Hyman, S. E. (2011). Genome-sequencing anniversary. The meaning of the human genome project for neuropsychiatric disorders. Science 331, 1026.

Pubmed Abstract | Pubmed Full Text | CrossRef Full Text

McGourty, C. (1989). Human genome project. Dealing with the data. Nature 342, 108.

Pubmed Abstract | Pubmed Full Text | CrossRef Full Text

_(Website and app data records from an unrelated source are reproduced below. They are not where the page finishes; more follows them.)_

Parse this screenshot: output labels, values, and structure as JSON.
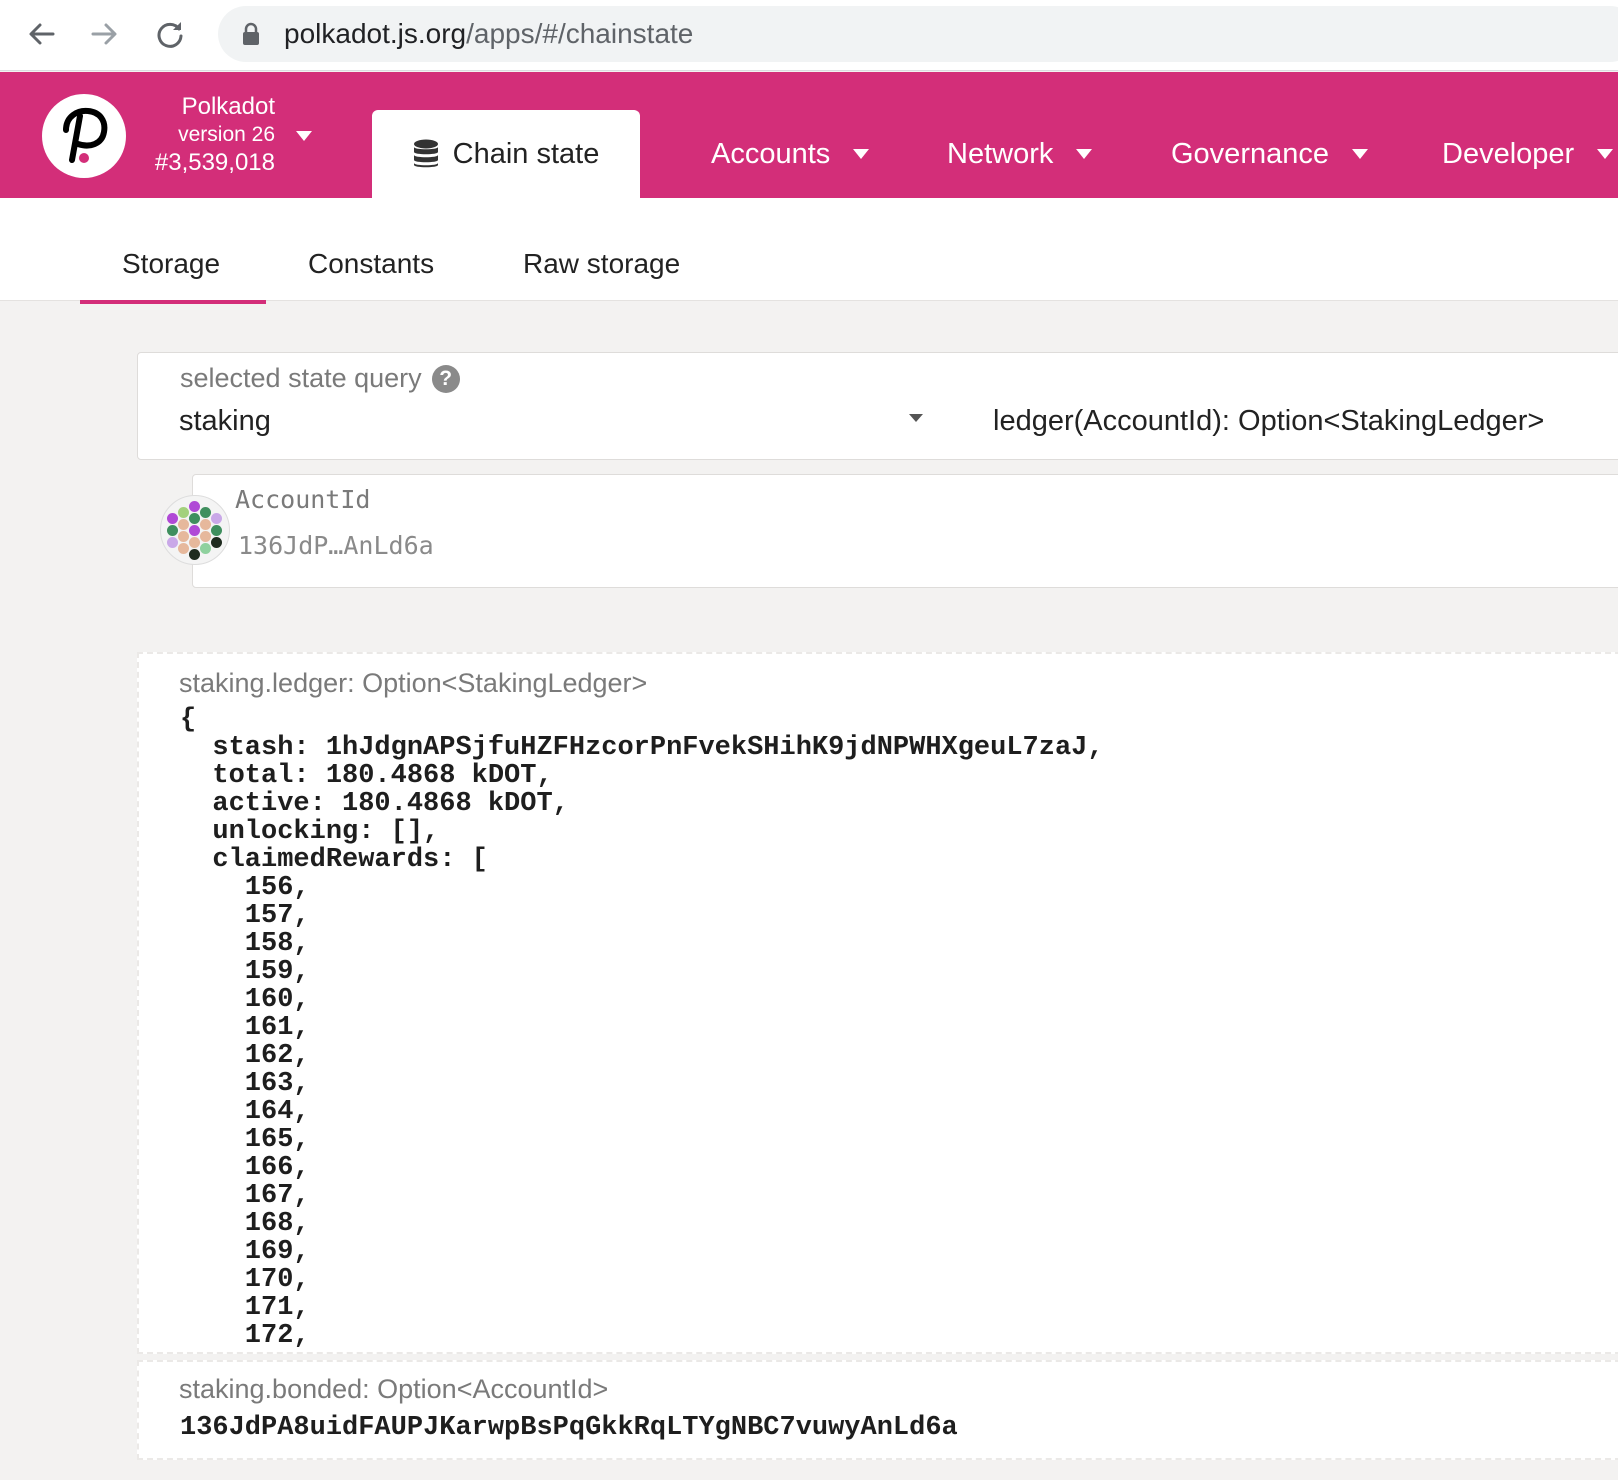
{
  "browser": {
    "url_host": "polkadot.js.org",
    "url_path": "/apps/#/chainstate"
  },
  "header": {
    "chain_name": "Polkadot",
    "version": "version 26",
    "block": "#3,539,018",
    "active_tab": "Chain state",
    "menu": [
      "Accounts",
      "Network",
      "Governance",
      "Developer"
    ],
    "accent_color": "#d32e79"
  },
  "subtabs": [
    "Storage",
    "Constants",
    "Raw storage"
  ],
  "query": {
    "label": "selected state query",
    "module": "staking",
    "method": "ledger(AccountId): Option<StakingLedger>"
  },
  "param": {
    "label": "AccountId",
    "value": "136JdP…AnLd6a"
  },
  "results": {
    "ledger": {
      "title": "staking.ledger: Option<StakingLedger>",
      "lines": [
        "{",
        "  stash: 1hJdgnAPSjfuHZFHzcorPnFvekSHihK9jdNPWHXgeuL7zaJ,",
        "  total: 180.4868 kDOT,",
        "  active: 180.4868 kDOT,",
        "  unlocking: [],",
        "  claimedRewards: [",
        "    156,",
        "    157,",
        "    158,",
        "    159,",
        "    160,",
        "    161,",
        "    162,",
        "    163,",
        "    164,",
        "    165,",
        "    166,",
        "    167,",
        "    168,",
        "    169,",
        "    170,",
        "    171,",
        "    172,"
      ]
    },
    "bonded": {
      "title": "staking.bonded: Option<AccountId>",
      "value": "136JdPA8uidFAUPJKarwpBsPqGkkRqLTYgNBC7vuwyAnLd6a"
    }
  }
}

Ouyang, S., Zhu, W., Hamilton, J., Lin, H., Campbell, M., Childs, K., Thibaud-Nissen, F., Malek, R. L., Lee, Y., Zheng, L., Orvis, J., Haas, B., Wortman, J., and Buell, C. R. (2007). The TIGR rice genome annotation resource: improvements and new features. Nucleic Acids Res. 35, D883–D887.

Pubmed Abstract | Pubmed Full Text | CrossRef Full Text

Perkins, D. N., Pappin, D. J., Creasy, D. M., and Cottrell, J. S. (1999). Probability-based protein identification by searching sequence databases using mass spectrometry data. Electrophoresis 20, 3551–3567.

Pubmed Abstract | Pubmed Full Text | CrossRef Full Text

Ravichandran, A., Sugiyama, N., Tomita, M., Swarup, S., and Ishihama, Y. (2009). Ser/Thr/Tyr phosphoproteome analysis of pathogenic and non-pathogenic Pseudomonas species. Proteomics 9, 2764–2775.

Pubmed Abstract | Pubmed Full Text | CrossRef Full Text

Sigdel, T. K., and Sarwal, M. M. (2008). The proteogenomic path towards biomarker discovery. Pediatr. Tranplant. 12, 737–747.

CrossRef Full Text

Tulach, J. (2008). Practical API Design: Confessions of a Java Framework Architect. New York: Apress.

Keywords: proteomics, proteogenomics, bioinformatics, rice, LC–MS/MS, database

Citation: Helmy M, Sugiyama N, Tomita M and Ishihama Y (2012) The rice proteogenomics database OryzaPG-DB: development, expansion, and new features. Front. Plant Sci. 3:65. doi: 10.3389/fpls.2012.00065

Received: 29 January 2012; Accepted: 18 March 2012;
Published online: 02 April 2012.

Edited by:

Joshua L. Heazlewood, Lawrence Berkeley National Laboratory, USA

Reviewed by:

Ning Li, University of Washington, USA
Subhra Chakraborty, National Institute of Plant Genome Research, India

Copyright: © 2012 Helmy, Sugiyama, Tomita and Ishihama. This is an open-access article distributed under the terms of the Creative Commons Attribution Non Commercial License, which permits non-commercial use, distribution, and reproduction in other forums, provided the original authors and source are credited.

*Correspondence: Yasushi Ishihama, Department of Molecular and Cellular Bioanalysis, Graduate School of Pharmaceutical Sciences, Kyoto University, Kyoto 606-8501, Japan. e-mail: yishiham@pharm.kyoto-u.ac.jp